Work order: Lines from the material below that hold the string "this" are what is needed; copy each of them.

++++++++++++++++++++

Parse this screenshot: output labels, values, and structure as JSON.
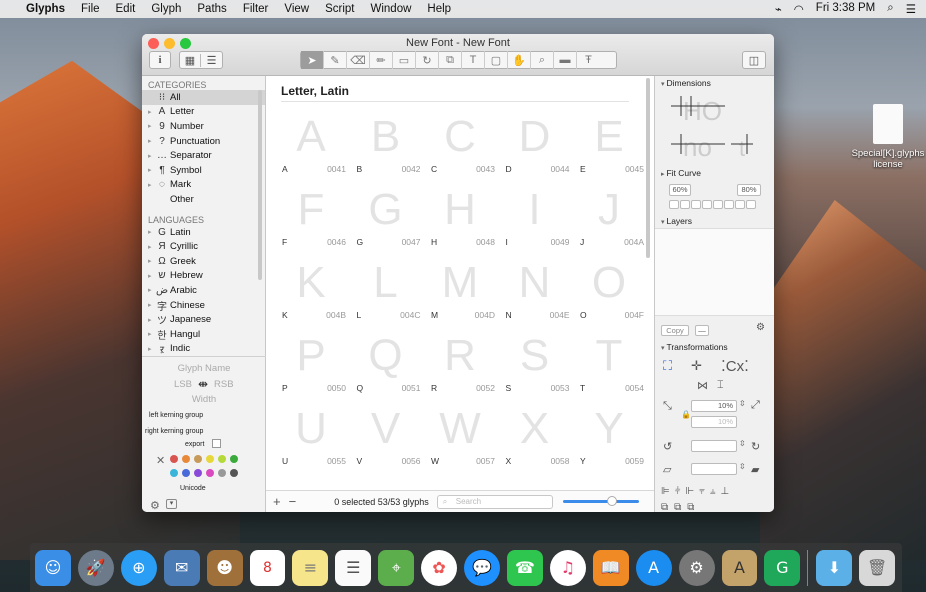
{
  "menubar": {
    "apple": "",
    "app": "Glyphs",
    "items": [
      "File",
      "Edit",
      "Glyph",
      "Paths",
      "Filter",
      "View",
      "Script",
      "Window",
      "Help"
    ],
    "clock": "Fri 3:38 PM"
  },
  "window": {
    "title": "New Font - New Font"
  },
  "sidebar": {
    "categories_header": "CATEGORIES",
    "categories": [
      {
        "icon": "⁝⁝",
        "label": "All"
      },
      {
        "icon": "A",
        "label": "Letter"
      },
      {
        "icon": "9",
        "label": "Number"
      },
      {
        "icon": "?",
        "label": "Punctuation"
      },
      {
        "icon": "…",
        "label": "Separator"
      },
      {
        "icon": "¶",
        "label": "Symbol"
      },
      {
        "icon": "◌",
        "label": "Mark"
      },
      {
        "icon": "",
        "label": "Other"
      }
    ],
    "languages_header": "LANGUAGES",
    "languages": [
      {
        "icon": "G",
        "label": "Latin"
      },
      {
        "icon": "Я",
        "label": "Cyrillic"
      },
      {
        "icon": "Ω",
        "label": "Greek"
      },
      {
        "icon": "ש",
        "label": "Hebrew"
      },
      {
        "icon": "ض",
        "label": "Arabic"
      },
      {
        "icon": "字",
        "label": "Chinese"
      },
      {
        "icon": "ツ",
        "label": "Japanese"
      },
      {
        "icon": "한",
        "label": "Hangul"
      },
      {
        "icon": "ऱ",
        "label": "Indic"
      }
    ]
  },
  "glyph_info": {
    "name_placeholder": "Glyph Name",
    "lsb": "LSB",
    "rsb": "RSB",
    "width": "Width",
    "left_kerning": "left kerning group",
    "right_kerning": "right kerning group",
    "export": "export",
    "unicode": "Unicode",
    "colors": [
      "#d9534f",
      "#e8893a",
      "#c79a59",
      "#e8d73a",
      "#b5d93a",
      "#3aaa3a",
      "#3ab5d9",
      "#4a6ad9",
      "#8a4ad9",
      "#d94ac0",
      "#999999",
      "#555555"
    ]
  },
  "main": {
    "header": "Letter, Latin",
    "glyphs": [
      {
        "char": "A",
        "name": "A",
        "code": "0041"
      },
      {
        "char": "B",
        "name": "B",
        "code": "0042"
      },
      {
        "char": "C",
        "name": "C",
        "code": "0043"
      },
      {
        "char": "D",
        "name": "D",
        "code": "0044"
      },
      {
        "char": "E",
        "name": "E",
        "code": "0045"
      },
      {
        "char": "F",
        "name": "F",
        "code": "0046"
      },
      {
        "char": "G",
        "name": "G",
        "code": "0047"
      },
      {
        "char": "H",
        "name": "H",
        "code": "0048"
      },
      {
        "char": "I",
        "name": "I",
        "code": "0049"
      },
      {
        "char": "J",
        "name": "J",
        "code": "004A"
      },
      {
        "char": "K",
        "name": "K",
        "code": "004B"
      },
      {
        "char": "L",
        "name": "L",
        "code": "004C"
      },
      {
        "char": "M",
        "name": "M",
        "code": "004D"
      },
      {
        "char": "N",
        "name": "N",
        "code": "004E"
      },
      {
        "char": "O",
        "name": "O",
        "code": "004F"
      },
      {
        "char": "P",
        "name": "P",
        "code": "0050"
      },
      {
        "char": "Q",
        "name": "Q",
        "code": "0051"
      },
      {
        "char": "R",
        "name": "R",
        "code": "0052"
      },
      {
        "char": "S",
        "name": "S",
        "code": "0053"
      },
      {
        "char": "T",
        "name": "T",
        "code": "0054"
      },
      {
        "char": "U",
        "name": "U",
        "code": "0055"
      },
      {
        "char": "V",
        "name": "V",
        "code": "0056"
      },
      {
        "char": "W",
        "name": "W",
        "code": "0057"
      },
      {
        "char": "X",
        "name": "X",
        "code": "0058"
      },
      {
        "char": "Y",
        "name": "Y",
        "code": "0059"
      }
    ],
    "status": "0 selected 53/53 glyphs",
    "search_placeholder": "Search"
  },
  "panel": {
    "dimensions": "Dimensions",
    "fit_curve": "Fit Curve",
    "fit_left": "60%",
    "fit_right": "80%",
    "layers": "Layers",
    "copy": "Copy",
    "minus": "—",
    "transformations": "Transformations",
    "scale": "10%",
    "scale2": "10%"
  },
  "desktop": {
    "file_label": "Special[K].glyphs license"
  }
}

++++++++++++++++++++

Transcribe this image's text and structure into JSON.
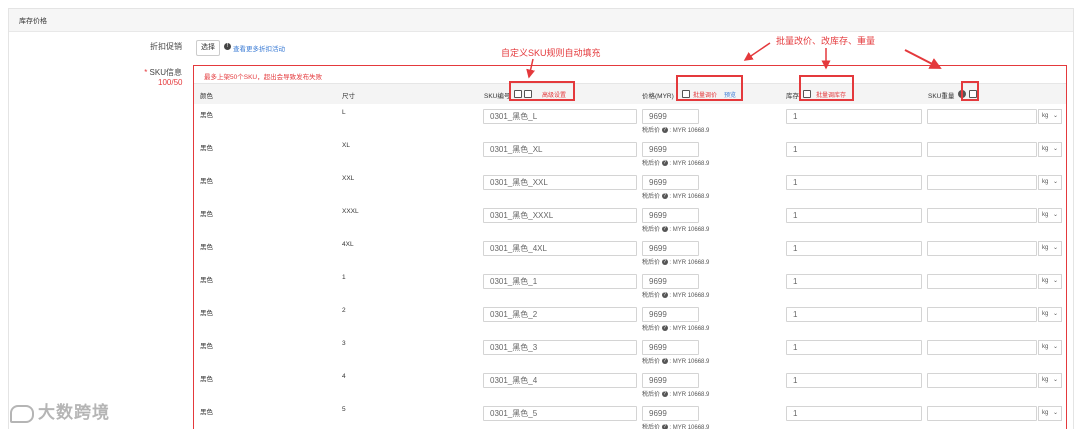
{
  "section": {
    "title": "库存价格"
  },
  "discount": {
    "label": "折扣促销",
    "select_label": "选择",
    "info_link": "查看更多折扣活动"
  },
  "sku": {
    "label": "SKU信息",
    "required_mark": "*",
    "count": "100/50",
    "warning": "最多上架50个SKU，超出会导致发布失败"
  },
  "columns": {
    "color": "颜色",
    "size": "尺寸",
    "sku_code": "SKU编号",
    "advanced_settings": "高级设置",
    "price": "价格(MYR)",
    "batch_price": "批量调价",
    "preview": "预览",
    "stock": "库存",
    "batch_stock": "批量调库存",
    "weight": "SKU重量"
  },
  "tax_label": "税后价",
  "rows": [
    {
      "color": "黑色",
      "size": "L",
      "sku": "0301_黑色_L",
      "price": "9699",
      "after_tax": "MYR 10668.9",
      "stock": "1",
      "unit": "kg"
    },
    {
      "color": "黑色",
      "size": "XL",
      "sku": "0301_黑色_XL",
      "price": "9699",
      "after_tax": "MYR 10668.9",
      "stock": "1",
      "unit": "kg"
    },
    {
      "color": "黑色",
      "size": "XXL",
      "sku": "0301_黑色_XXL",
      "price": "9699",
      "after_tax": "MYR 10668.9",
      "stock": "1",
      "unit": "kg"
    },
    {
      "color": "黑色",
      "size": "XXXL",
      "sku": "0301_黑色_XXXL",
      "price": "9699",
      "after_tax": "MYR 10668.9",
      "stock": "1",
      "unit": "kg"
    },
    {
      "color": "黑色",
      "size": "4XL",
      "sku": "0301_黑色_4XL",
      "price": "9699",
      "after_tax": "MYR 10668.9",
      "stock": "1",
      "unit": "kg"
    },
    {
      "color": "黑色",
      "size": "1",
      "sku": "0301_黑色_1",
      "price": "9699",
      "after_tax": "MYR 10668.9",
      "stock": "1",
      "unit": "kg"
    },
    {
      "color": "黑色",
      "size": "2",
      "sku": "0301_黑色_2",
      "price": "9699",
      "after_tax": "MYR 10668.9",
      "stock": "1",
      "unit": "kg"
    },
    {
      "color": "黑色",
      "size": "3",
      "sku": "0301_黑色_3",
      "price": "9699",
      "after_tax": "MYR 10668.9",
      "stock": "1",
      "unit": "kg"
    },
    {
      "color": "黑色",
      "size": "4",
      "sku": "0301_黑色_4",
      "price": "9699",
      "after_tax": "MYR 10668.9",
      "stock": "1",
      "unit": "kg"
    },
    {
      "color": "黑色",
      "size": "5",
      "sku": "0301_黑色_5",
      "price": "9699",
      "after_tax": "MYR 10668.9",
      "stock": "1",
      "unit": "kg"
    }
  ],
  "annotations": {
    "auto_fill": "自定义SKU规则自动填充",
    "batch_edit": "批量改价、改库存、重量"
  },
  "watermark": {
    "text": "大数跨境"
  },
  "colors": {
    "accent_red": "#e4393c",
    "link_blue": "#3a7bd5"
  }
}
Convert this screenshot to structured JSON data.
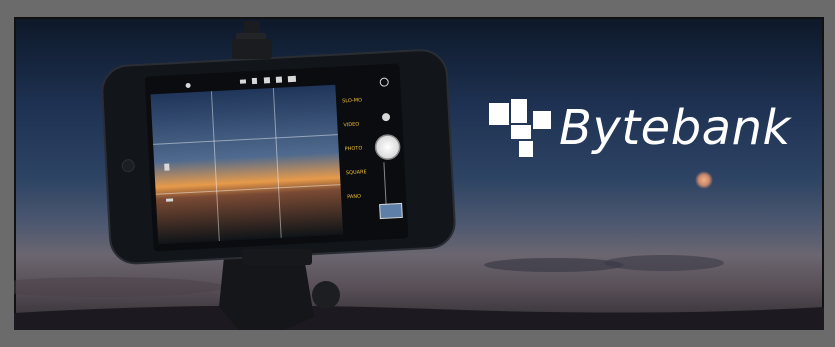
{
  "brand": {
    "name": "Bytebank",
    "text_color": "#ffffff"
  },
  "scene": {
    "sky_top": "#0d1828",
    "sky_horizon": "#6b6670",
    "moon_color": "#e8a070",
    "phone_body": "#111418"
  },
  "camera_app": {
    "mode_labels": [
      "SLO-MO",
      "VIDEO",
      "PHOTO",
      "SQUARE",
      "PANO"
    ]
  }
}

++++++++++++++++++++

Reply to the exercise:
Parse this screenshot: output labels, values, and structure as JSON.
Transcribe this image's text and structure into JSON.
Convert this screenshot to structured JSON data.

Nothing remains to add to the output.